# Prompt
Every line of the entries with the word "Enter" in it should be shown.

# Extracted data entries
★ ★ ★ ★ ★

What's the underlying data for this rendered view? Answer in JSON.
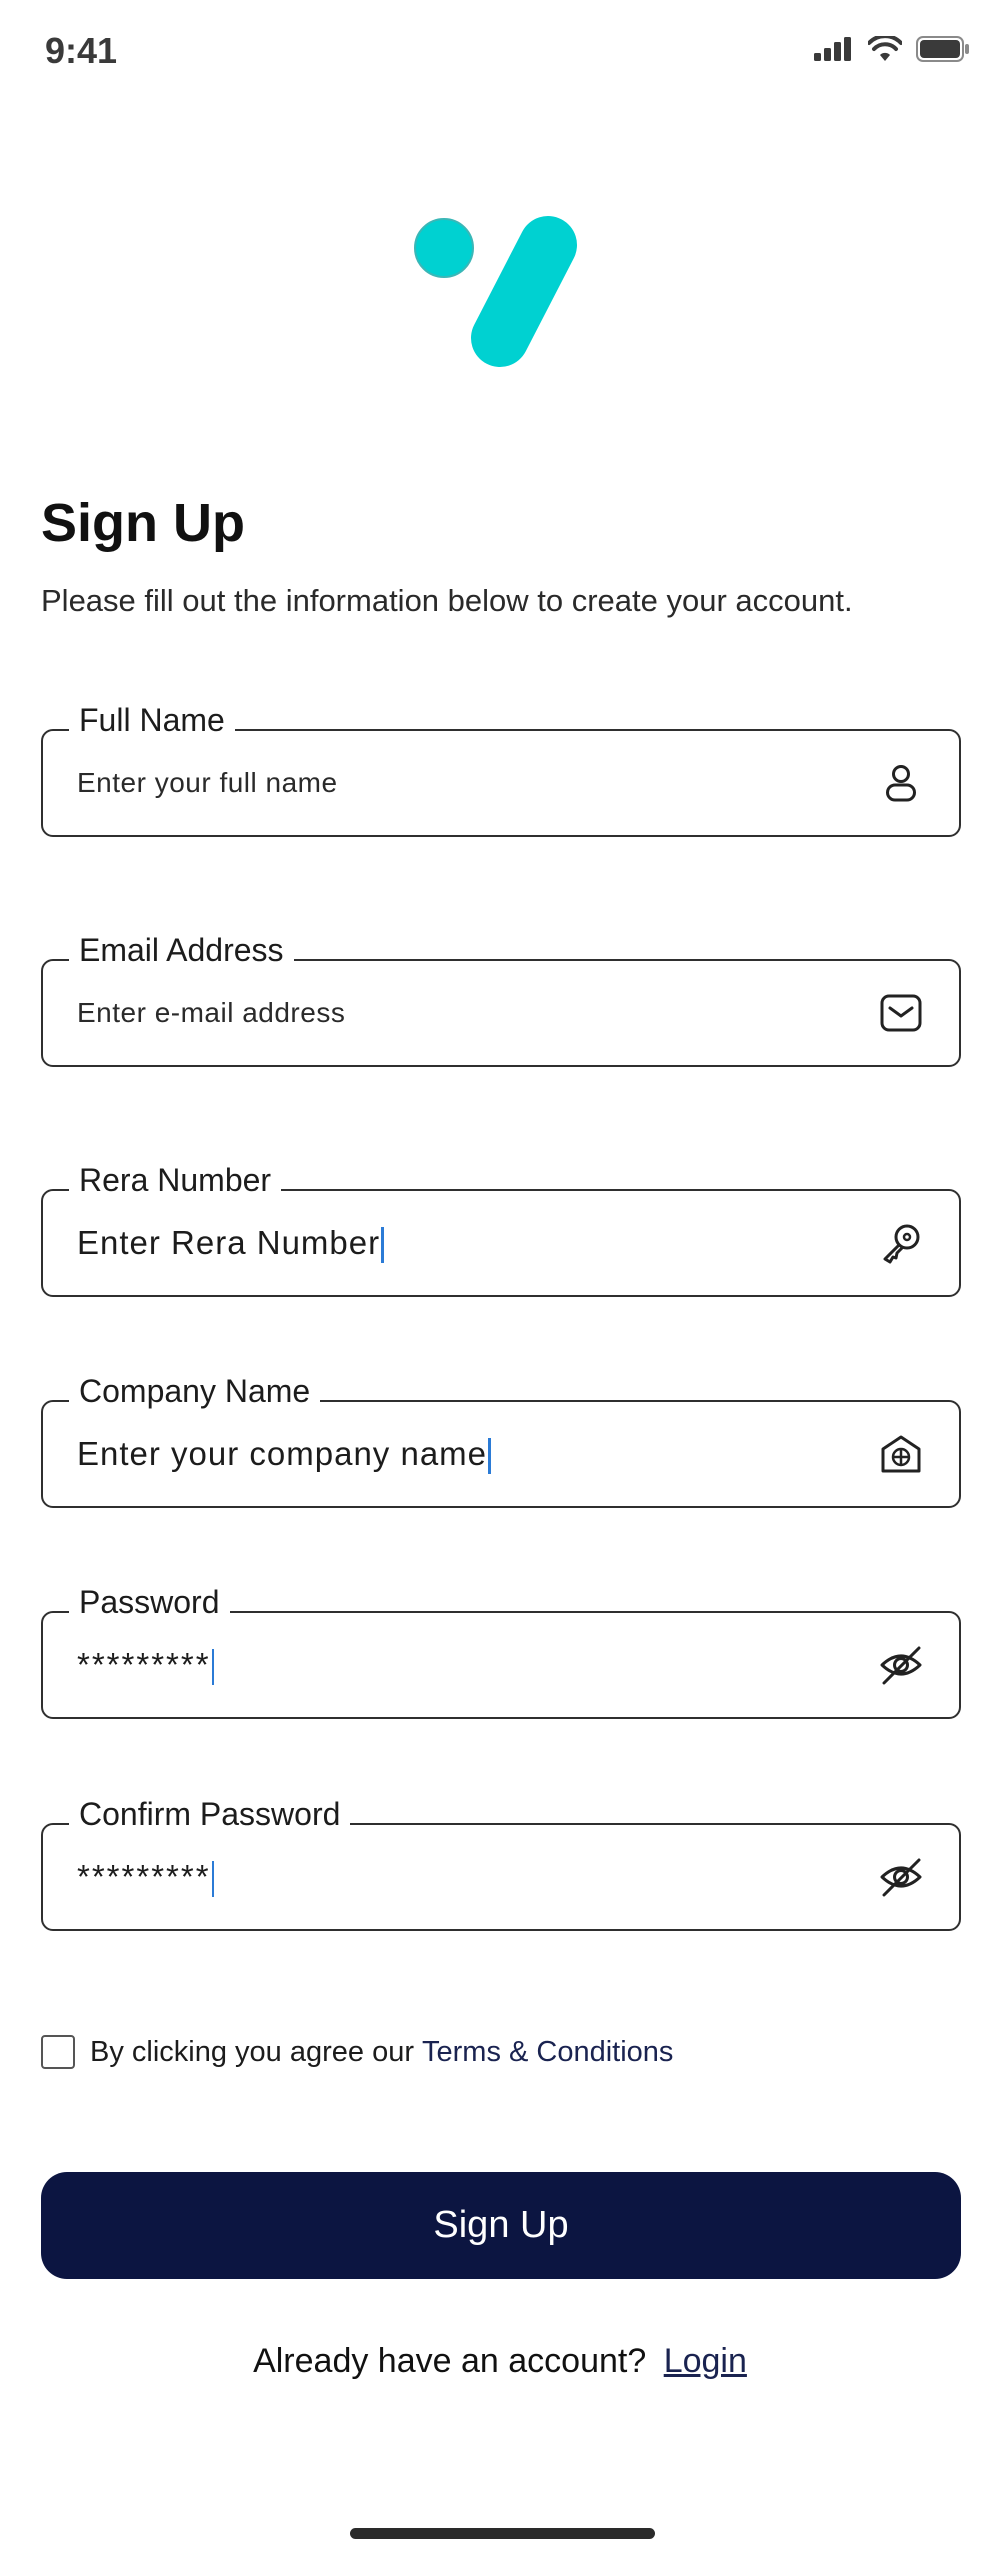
{
  "status_bar": {
    "time": "9:41",
    "icons": [
      "cellular-signal-icon",
      "wifi-icon",
      "battery-icon"
    ]
  },
  "brand": {
    "accent_color": "#00d1d1",
    "logo_icon": "brand-logo-icon"
  },
  "header": {
    "title": "Sign Up",
    "subtitle": "Please fill out the information below to create your account."
  },
  "form": {
    "full_name": {
      "label": "Full Name",
      "placeholder": "Enter your full name",
      "icon": "user-icon"
    },
    "email": {
      "label": "Email Address",
      "placeholder": "Enter e-mail address",
      "icon": "mail-icon"
    },
    "rera": {
      "label": "Rera Number",
      "value": "Enter Rera Number",
      "icon": "key-icon"
    },
    "company": {
      "label": "Company Name",
      "value": "Enter your company name",
      "icon": "building-icon"
    },
    "password": {
      "label": "Password",
      "value": "*********",
      "icon": "eye-off-icon"
    },
    "confirm_password": {
      "label": "Confirm Password",
      "value": "*********",
      "icon": "eye-off-icon"
    }
  },
  "terms": {
    "checked": false,
    "text": "By clicking you agree our",
    "link_label": "Terms & Conditions"
  },
  "submit": {
    "label": "Sign Up",
    "color": "#0c1541"
  },
  "footer": {
    "prompt": "Already have an account?",
    "login_label": "Login"
  }
}
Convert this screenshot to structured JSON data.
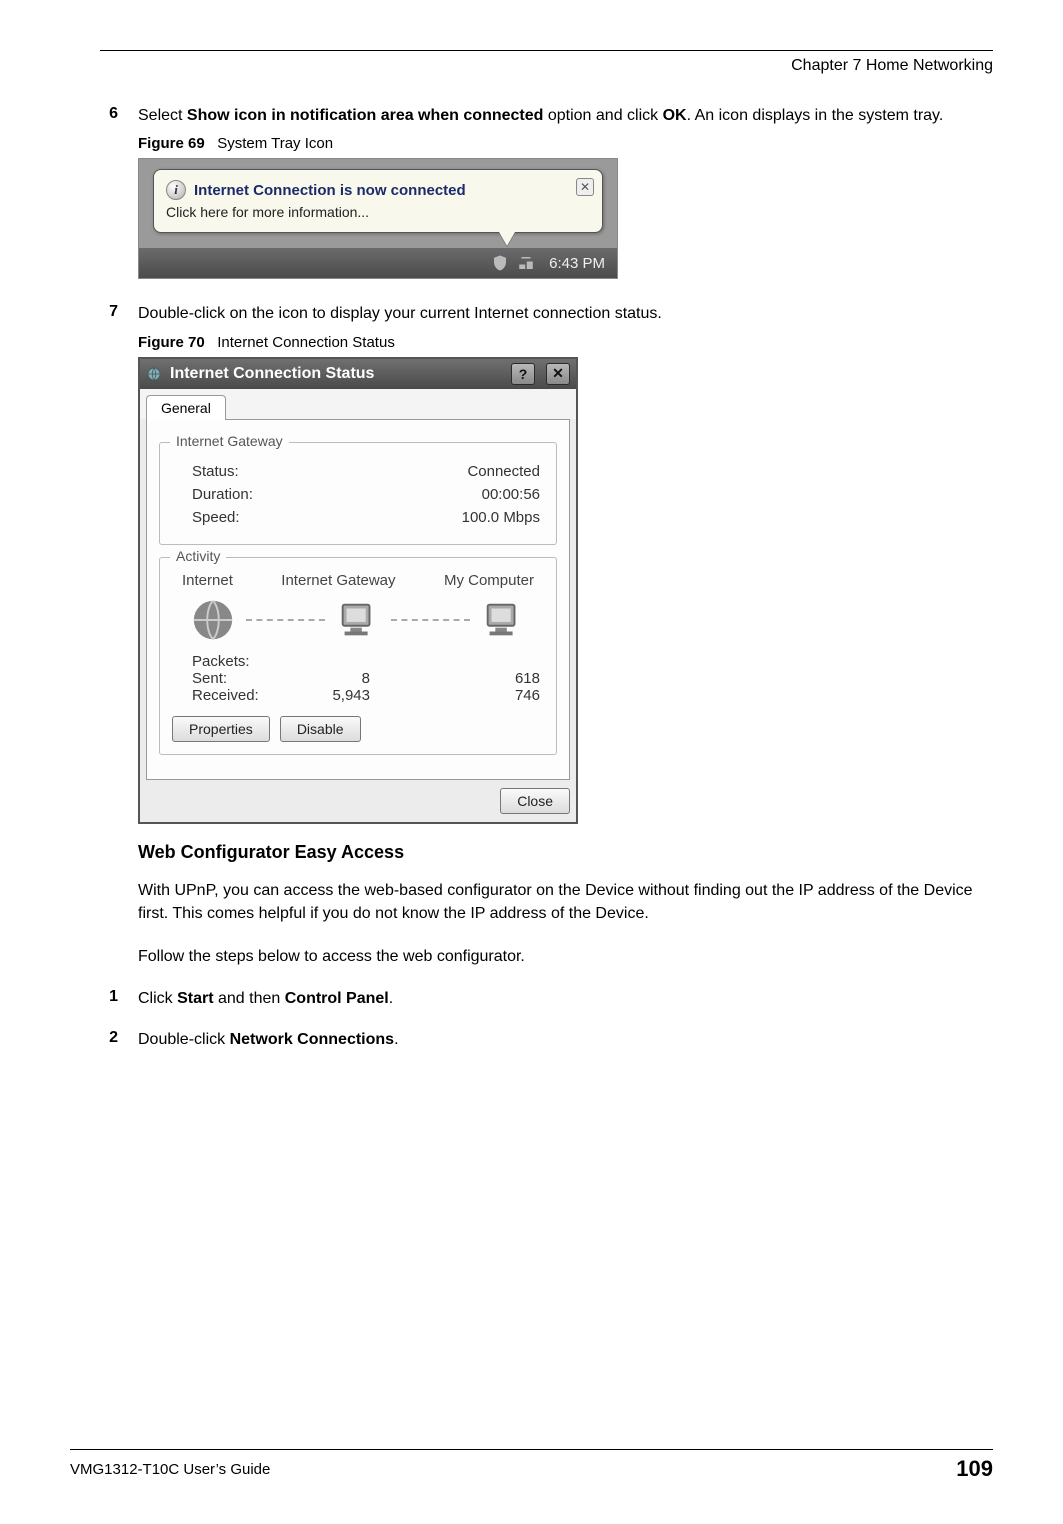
{
  "header": {
    "chapter": "Chapter 7 Home Networking"
  },
  "steps": {
    "s6_num": "6",
    "s6_text_pre": "Select ",
    "s6_bold1": "Show icon in notification area when connected",
    "s6_text_mid": " option and click ",
    "s6_bold2": "OK",
    "s6_text_post": ". An icon displays in the system tray.",
    "s7_num": "7",
    "s7_text": "Double-click on the icon to display your current Internet connection status.",
    "s1_num": "1",
    "s1_pre": "Click ",
    "s1_b1": "Start",
    "s1_mid": " and then ",
    "s1_b2": "Control Panel",
    "s1_post": ".",
    "s2_num": "2",
    "s2_pre": "Double-click ",
    "s2_b1": "Network Connections",
    "s2_post": "."
  },
  "fig69": {
    "caption_label": "Figure 69",
    "caption_text": "System Tray Icon",
    "balloon_title": "Internet Connection is now connected",
    "balloon_sub": "Click here for more information...",
    "balloon_close": "✕",
    "tray_time": "6:43 PM"
  },
  "fig70": {
    "caption_label": "Figure 70",
    "caption_text": "Internet Connection Status",
    "window_title": "Internet Connection Status",
    "help_btn": "?",
    "close_btn": "✕",
    "tab_general": "General",
    "group_gateway": {
      "legend": "Internet Gateway",
      "status_label": "Status:",
      "status_value": "Connected",
      "duration_label": "Duration:",
      "duration_value": "00:00:56",
      "speed_label": "Speed:",
      "speed_value": "100.0 Mbps"
    },
    "group_activity": {
      "legend": "Activity",
      "col_internet": "Internet",
      "col_gateway": "Internet Gateway",
      "col_computer": "My Computer",
      "packets_label": "Packets:",
      "sent_label": "Sent:",
      "sent_a": "8",
      "sent_b": "618",
      "recv_label": "Received:",
      "recv_a": "5,943",
      "recv_b": "746"
    },
    "btn_properties": "Properties",
    "btn_disable": "Disable",
    "btn_close": "Close"
  },
  "section": {
    "heading": "Web Configurator Easy Access",
    "para1": "With UPnP, you can access the web-based configurator on the Device without finding out the IP address of the Device first. This comes helpful if you do not know the IP address of the Device.",
    "para2": "Follow the steps below to access the web configurator."
  },
  "footer": {
    "guide": "VMG1312-T10C User’s Guide",
    "page": "109"
  }
}
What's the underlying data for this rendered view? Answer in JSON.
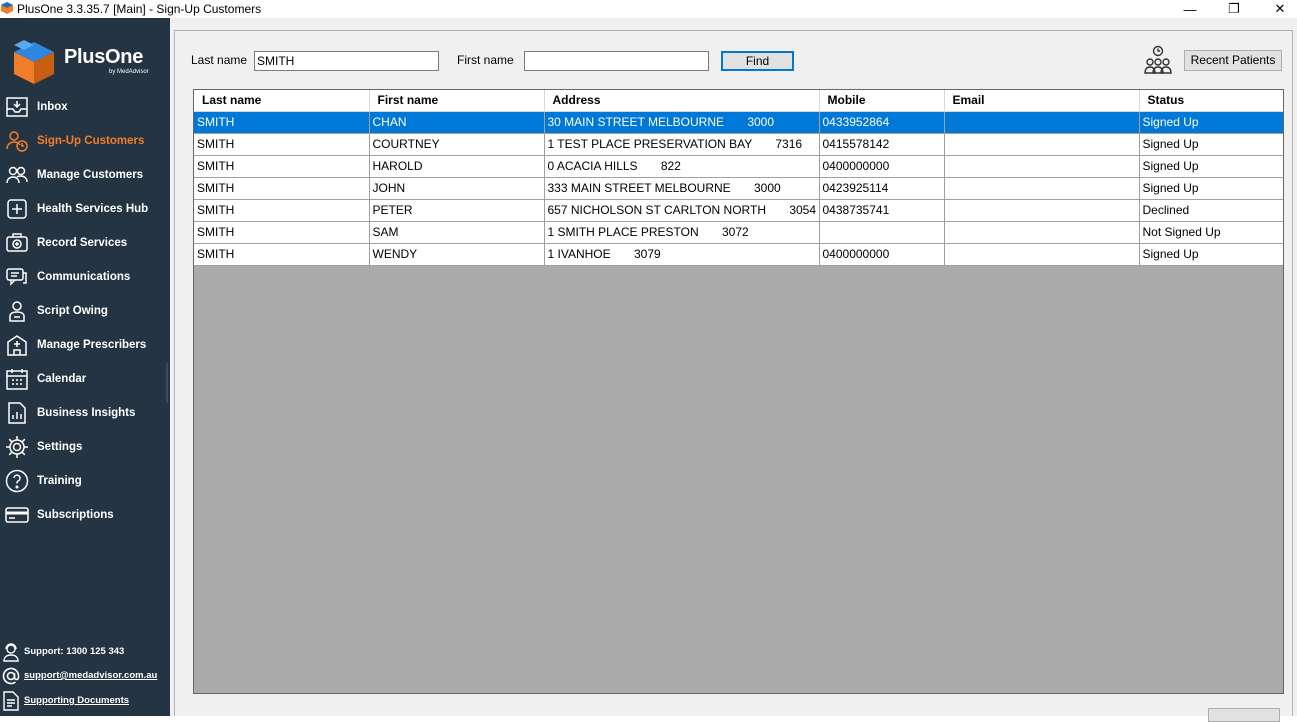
{
  "window": {
    "title": "PlusOne 3.3.35.7 [Main] - Sign-Up Customers",
    "minimize": "—",
    "restore": "❐",
    "close": "✕"
  },
  "logo": {
    "brand": "PlusOne",
    "sub": "by MedAdvisor"
  },
  "sidebar": {
    "items": [
      {
        "label": "Inbox",
        "icon": "inbox-icon"
      },
      {
        "label": "Sign-Up Customers",
        "icon": "sign-up-icon",
        "active": true
      },
      {
        "label": "Manage Customers",
        "icon": "customers-icon"
      },
      {
        "label": "Health Services Hub",
        "icon": "health-hub-icon"
      },
      {
        "label": "Record Services",
        "icon": "record-services-icon"
      },
      {
        "label": "Communications",
        "icon": "communications-icon"
      },
      {
        "label": "Script Owing",
        "icon": "script-owing-icon"
      },
      {
        "label": "Manage Prescribers",
        "icon": "prescribers-icon"
      },
      {
        "label": "Calendar",
        "icon": "calendar-icon"
      },
      {
        "label": "Business Insights",
        "icon": "insights-icon"
      },
      {
        "label": "Settings",
        "icon": "gear-icon"
      },
      {
        "label": "Training",
        "icon": "help-icon"
      },
      {
        "label": "Subscriptions",
        "icon": "card-icon"
      }
    ],
    "footer": {
      "support": "Support: 1300 125 343",
      "email": "support@medadvisor.com.au",
      "docs": "Supporting Documents"
    }
  },
  "search": {
    "last_name_label": "Last name",
    "last_name_value": "SMITH",
    "first_name_label": "First name",
    "first_name_value": "",
    "find_label": "Find",
    "recent_label": "Recent Patients"
  },
  "table": {
    "columns": [
      "Last name",
      "First name",
      "Address",
      "Mobile",
      "Email",
      "Status"
    ],
    "rows": [
      [
        "SMITH",
        "CHAN",
        "30 MAIN STREET MELBOURNE       3000",
        "0433952864",
        "",
        "Signed Up"
      ],
      [
        "SMITH",
        "COURTNEY",
        "1 TEST PLACE PRESERVATION BAY       7316",
        "0415578142",
        "",
        "Signed Up"
      ],
      [
        "SMITH",
        "HAROLD",
        "0 ACACIA HILLS       822",
        "0400000000",
        "",
        "Signed Up"
      ],
      [
        "SMITH",
        "JOHN",
        "333 MAIN STREET MELBOURNE       3000",
        "0423925114",
        "",
        "Signed Up"
      ],
      [
        "SMITH",
        "PETER",
        "657 NICHOLSON ST CARLTON NORTH       3054",
        "0438735741",
        "",
        "Declined"
      ],
      [
        "SMITH",
        "SAM",
        "1 SMITH PLACE PRESTON       3072",
        "",
        "",
        "Not Signed Up"
      ],
      [
        "SMITH",
        "WENDY",
        "1 IVANHOE       3079",
        "0400000000",
        "",
        "Signed Up"
      ]
    ],
    "selected_row": 0
  },
  "colors": {
    "sidebar": "#243443",
    "accent": "#f07d2a",
    "selection": "#0078d7"
  }
}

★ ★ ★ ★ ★

# Answer below
      "placeholder": "Enter your full name",
      "placeholder": "Enter e-mail address",
      "value": "Enter Rera Number",
      "value": "Enter your company name",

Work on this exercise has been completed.